"""

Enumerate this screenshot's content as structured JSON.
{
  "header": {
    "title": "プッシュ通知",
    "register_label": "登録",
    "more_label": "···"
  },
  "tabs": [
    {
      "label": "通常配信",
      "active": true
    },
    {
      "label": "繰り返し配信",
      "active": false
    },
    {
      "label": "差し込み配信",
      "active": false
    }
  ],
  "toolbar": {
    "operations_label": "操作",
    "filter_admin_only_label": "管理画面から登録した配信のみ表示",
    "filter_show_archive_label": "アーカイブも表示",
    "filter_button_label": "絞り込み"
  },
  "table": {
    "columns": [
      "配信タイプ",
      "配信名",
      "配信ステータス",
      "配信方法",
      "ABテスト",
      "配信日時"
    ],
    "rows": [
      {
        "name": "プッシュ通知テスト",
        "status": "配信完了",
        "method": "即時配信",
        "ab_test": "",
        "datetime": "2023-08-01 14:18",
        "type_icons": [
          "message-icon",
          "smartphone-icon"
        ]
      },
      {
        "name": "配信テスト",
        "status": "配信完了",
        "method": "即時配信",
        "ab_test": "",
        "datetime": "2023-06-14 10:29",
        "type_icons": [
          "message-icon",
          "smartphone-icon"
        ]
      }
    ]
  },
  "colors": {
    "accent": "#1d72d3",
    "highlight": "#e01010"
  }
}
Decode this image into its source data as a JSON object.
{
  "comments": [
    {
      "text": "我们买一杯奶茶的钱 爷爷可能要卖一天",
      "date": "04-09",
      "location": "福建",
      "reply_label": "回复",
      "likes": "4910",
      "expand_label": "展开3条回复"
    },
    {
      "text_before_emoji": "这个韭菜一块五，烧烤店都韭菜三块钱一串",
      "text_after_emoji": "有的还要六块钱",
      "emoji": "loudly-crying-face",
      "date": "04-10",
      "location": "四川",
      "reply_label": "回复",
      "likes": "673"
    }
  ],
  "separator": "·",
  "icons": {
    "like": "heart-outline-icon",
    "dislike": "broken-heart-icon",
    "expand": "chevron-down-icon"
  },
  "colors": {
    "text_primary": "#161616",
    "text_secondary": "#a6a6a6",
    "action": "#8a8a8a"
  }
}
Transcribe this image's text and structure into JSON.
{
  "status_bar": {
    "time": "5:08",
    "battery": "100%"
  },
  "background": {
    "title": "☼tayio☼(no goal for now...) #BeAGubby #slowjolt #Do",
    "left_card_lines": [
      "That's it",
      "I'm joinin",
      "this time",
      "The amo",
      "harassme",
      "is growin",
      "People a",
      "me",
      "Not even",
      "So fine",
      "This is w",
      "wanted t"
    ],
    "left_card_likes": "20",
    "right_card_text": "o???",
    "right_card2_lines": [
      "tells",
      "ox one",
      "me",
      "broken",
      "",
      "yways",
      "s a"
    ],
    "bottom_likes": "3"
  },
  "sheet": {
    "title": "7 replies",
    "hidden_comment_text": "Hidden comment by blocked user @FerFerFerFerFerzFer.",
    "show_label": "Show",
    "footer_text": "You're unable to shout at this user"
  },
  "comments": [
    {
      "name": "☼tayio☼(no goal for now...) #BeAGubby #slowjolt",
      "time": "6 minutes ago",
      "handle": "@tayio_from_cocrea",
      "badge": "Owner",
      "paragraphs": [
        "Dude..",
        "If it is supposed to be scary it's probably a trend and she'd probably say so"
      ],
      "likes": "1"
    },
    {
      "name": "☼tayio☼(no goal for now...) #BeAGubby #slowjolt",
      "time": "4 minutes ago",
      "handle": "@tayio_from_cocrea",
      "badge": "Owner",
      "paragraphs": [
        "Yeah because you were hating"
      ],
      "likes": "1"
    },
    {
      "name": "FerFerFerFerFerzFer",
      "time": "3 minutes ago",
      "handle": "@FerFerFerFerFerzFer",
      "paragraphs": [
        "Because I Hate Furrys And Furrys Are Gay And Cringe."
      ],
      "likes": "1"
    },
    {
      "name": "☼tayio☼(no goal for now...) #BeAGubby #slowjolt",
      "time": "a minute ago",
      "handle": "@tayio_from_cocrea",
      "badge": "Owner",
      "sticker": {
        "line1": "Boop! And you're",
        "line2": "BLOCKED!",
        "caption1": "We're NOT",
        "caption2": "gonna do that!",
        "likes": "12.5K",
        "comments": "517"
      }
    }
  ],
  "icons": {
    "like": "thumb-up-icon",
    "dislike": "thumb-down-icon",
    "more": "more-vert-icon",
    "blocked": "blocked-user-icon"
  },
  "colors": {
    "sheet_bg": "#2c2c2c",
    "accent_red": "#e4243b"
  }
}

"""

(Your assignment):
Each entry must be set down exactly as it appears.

(Answer):
Enumerate this screenshot's content as structured JSON.
{
  "header": {
    "title": "プッシュ通知",
    "register_label": "登録",
    "more_label": "···"
  },
  "tabs": [
    {
      "label": "通常配信",
      "active": true
    },
    {
      "label": "繰り返し配信",
      "active": false
    },
    {
      "label": "差し込み配信",
      "active": false
    }
  ],
  "toolbar": {
    "operations_label": "操作",
    "filter_admin_only_label": "管理画面から登録した配信のみ表示",
    "filter_show_archive_label": "アーカイブも表示",
    "filter_button_label": "絞り込み"
  },
  "table": {
    "columns": [
      "配信タイプ",
      "配信名",
      "配信ステータス",
      "配信方法",
      "ABテスト",
      "配信日時"
    ],
    "rows": [
      {
        "name": "プッシュ通知テスト",
        "status": "配信完了",
        "method": "即時配信",
        "ab_test": "",
        "datetime": "2023-08-01 14:18",
        "type_icons": [
          "message-icon",
          "smartphone-icon"
        ]
      },
      {
        "name": "配信テスト",
        "status": "配信完了",
        "method": "即時配信",
        "ab_test": "",
        "datetime": "2023-06-14 10:29",
        "type_icons": [
          "message-icon",
          "smartphone-icon"
        ]
      }
    ]
  },
  "colors": {
    "accent": "#1d72d3",
    "highlight": "#e01010"
  }
}
Decode this image into its source data as a JSON object.
{
  "comments": [
    {
      "text": "我们买一杯奶茶的钱 爷爷可能要卖一天",
      "date": "04-09",
      "location": "福建",
      "reply_label": "回复",
      "likes": "4910",
      "expand_label": "展开3条回复"
    },
    {
      "text_before_emoji": "这个韭菜一块五，烧烤店都韭菜三块钱一串",
      "text_after_emoji": "有的还要六块钱",
      "emoji": "loudly-crying-face",
      "date": "04-10",
      "location": "四川",
      "reply_label": "回复",
      "likes": "673"
    }
  ],
  "separator": "·",
  "icons": {
    "like": "heart-outline-icon",
    "dislike": "broken-heart-icon",
    "expand": "chevron-down-icon"
  },
  "colors": {
    "text_primary": "#161616",
    "text_secondary": "#a6a6a6",
    "action": "#8a8a8a"
  }
}
Transcribe this image's text and structure into JSON.
{
  "status_bar": {
    "time": "5:08",
    "battery": "100%"
  },
  "background": {
    "title": "☼tayio☼(no goal for now...) #BeAGubby #slowjolt #Do",
    "left_card_lines": [
      "That's it",
      "I'm joinin",
      "this time",
      "The amo",
      "harassme",
      "is growin",
      "People a",
      "me",
      "Not even",
      "So fine",
      "This is w",
      "wanted t"
    ],
    "left_card_likes": "20",
    "right_card_text": "o???",
    "right_card2_lines": [
      "tells",
      "ox one",
      "me",
      "broken",
      "",
      "yways",
      "s a"
    ],
    "bottom_likes": "3"
  },
  "sheet": {
    "title": "7 replies",
    "hidden_comment_text": "Hidden comment by blocked user @FerFerFerFerFerzFer.",
    "show_label": "Show",
    "footer_text": "You're unable to shout at this user"
  },
  "comments": [
    {
      "name": "☼tayio☼(no goal for now...) #BeAGubby #slowjolt",
      "time": "6 minutes ago",
      "handle": "@tayio_from_cocrea",
      "badge": "Owner",
      "paragraphs": [
        "Dude..",
        "If it is supposed to be scary it's probably a trend and she'd probably say so"
      ],
      "likes": "1"
    },
    {
      "name": "☼tayio☼(no goal for now...) #BeAGubby #slowjolt",
      "time": "4 minutes ago",
      "handle": "@tayio_from_cocrea",
      "badge": "Owner",
      "paragraphs": [
        "Yeah because you were hating"
      ],
      "likes": "1"
    },
    {
      "name": "FerFerFerFerFerzFer",
      "time": "3 minutes ago",
      "handle": "@FerFerFerFerFerzFer",
      "paragraphs": [
        "Because I Hate Furrys And Furrys Are Gay And Cringe."
      ],
      "likes": "1"
    },
    {
      "name": "☼tayio☼(no goal for now...) #BeAGubby #slowjolt",
      "time": "a minute ago",
      "handle": "@tayio_from_cocrea",
      "badge": "Owner",
      "sticker": {
        "line1": "Boop! And you're",
        "line2": "BLOCKED!",
        "caption1": "We're NOT",
        "caption2": "gonna do that!",
        "likes": "12.5K",
        "comments": "517"
      }
    }
  ],
  "icons": {
    "like": "thumb-up-icon",
    "dislike": "thumb-down-icon",
    "more": "more-vert-icon",
    "blocked": "blocked-user-icon"
  },
  "colors": {
    "sheet_bg": "#2c2c2c",
    "accent_red": "#e4243b"
  }
}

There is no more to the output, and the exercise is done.